**How to complete this task**
Below is a block of entries, which should be copied verbatim apart from the pictures.

** Source information follows **

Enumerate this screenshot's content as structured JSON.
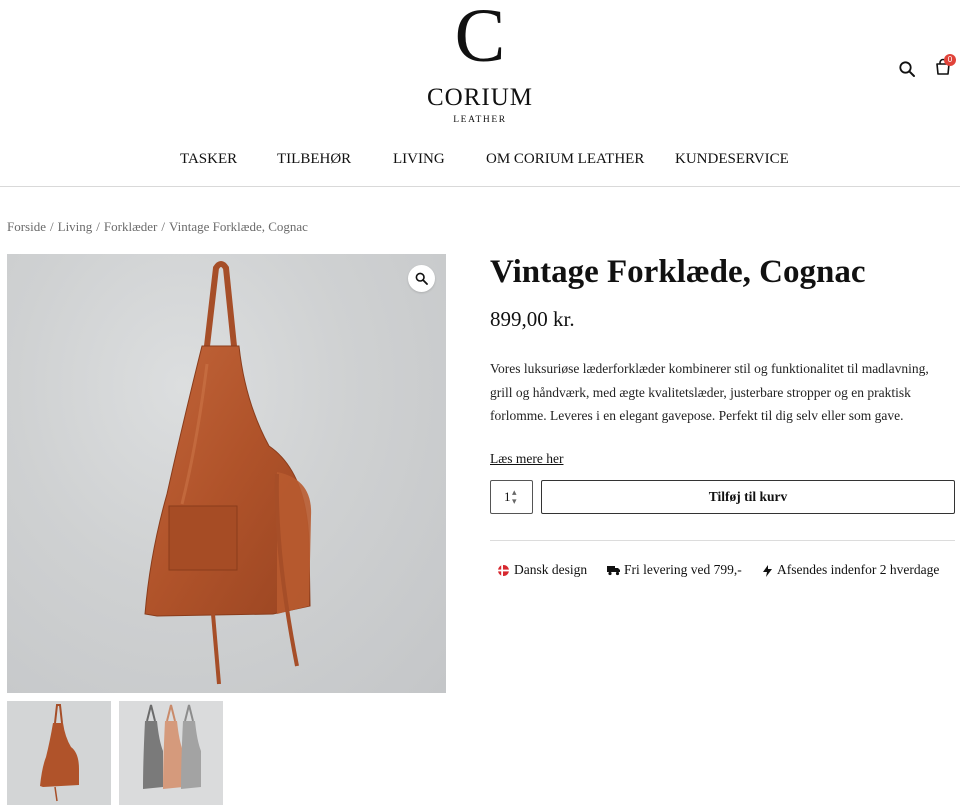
{
  "brand": {
    "logo_letter": "C",
    "name": "CORIUM",
    "tagline": "LEATHER"
  },
  "header": {
    "cart_count": "0"
  },
  "nav": {
    "items": [
      "TASKER",
      "TILBEHØR",
      "LIVING",
      "OM CORIUM LEATHER",
      "KUNDESERVICE"
    ]
  },
  "breadcrumb": {
    "items": [
      "Forside",
      "Living",
      "Forklæder",
      "Vintage Forklæde, Cognac"
    ],
    "separator": "/"
  },
  "product": {
    "title": "Vintage Forklæde, Cognac",
    "price": "899,00 kr.",
    "description_lines": [
      "Vores luksuriøse læderforklæder kombinerer stil og funktionalitet til madlavning,",
      "grill og håndværk, med ægte kvalitetslæder, justerbare stropper og en praktisk",
      "forlomme. Leveres i en elegant gavepose. Perfekt til dig selv eller som gave."
    ],
    "read_more": "Læs mere her",
    "quantity": "1",
    "add_to_cart": "Tilføj til kurv"
  },
  "usps": [
    {
      "icon": "danish-flag-icon",
      "text": "Dansk design"
    },
    {
      "icon": "truck-icon",
      "text": "Fri levering ved 799,-"
    },
    {
      "icon": "lightning-icon",
      "text": "Afsendes indenfor 2 hverdage"
    }
  ],
  "colors": {
    "accent": "#e0433a",
    "leather": "#b0532a",
    "image_bg": "#cfd1d2"
  }
}
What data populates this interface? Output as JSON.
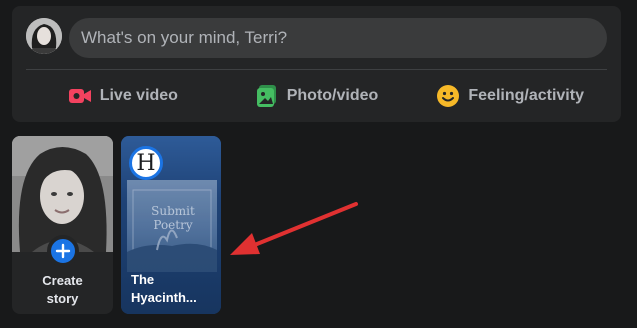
{
  "composer": {
    "placeholder": "What's on your mind, Terri?",
    "actions": [
      {
        "label": "Live video",
        "icon": "live-video-icon",
        "color": "#f3425f"
      },
      {
        "label": "Photo/video",
        "icon": "photo-video-icon",
        "color": "#45bd62"
      },
      {
        "label": "Feeling/activity",
        "icon": "feeling-activity-icon",
        "color": "#f7b928"
      }
    ]
  },
  "stories": {
    "create": {
      "label": "Create\nstory",
      "icon": "plus-icon",
      "accent": "#1b74e4"
    },
    "page_story": {
      "name": "The\nHyacinth...",
      "avatar_letter": "H",
      "poster_text": "Submit\nPoetry"
    }
  },
  "annotation": {
    "arrow_color": "#e03131"
  }
}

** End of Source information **

**Written reply**
Enumerate this screenshot's content as structured JSON.
{
  "brand": {
    "logo_letter": "C",
    "name": "CORIUM",
    "tagline": "LEATHER"
  },
  "header": {
    "cart_count": "0"
  },
  "nav": {
    "items": [
      "TASKER",
      "TILBEHØR",
      "LIVING",
      "OM CORIUM LEATHER",
      "KUNDESERVICE"
    ]
  },
  "breadcrumb": {
    "items": [
      "Forside",
      "Living",
      "Forklæder",
      "Vintage Forklæde, Cognac"
    ],
    "separator": "/"
  },
  "product": {
    "title": "Vintage Forklæde, Cognac",
    "price": "899,00 kr.",
    "description_lines": [
      "Vores luksuriøse læderforklæder kombinerer stil og funktionalitet til madlavning,",
      "grill og håndværk, med ægte kvalitetslæder, justerbare stropper og en praktisk",
      "forlomme. Leveres i en elegant gavepose. Perfekt til dig selv eller som gave."
    ],
    "read_more": "Læs mere her",
    "quantity": "1",
    "add_to_cart": "Tilføj til kurv"
  },
  "usps": [
    {
      "icon": "danish-flag-icon",
      "text": "Dansk design"
    },
    {
      "icon": "truck-icon",
      "text": "Fri levering ved 799,-"
    },
    {
      "icon": "lightning-icon",
      "text": "Afsendes indenfor 2 hverdage"
    }
  ],
  "colors": {
    "accent": "#e0433a",
    "leather": "#b0532a",
    "image_bg": "#cfd1d2"
  }
}
What data populates this interface? Output as JSON.
{
  "composer": {
    "placeholder": "What's on your mind, Terri?",
    "actions": [
      {
        "label": "Live video",
        "icon": "live-video-icon",
        "color": "#f3425f"
      },
      {
        "label": "Photo/video",
        "icon": "photo-video-icon",
        "color": "#45bd62"
      },
      {
        "label": "Feeling/activity",
        "icon": "feeling-activity-icon",
        "color": "#f7b928"
      }
    ]
  },
  "stories": {
    "create": {
      "label": "Create\nstory",
      "icon": "plus-icon",
      "accent": "#1b74e4"
    },
    "page_story": {
      "name": "The\nHyacinth...",
      "avatar_letter": "H",
      "poster_text": "Submit\nPoetry"
    }
  },
  "annotation": {
    "arrow_color": "#e03131"
  }
}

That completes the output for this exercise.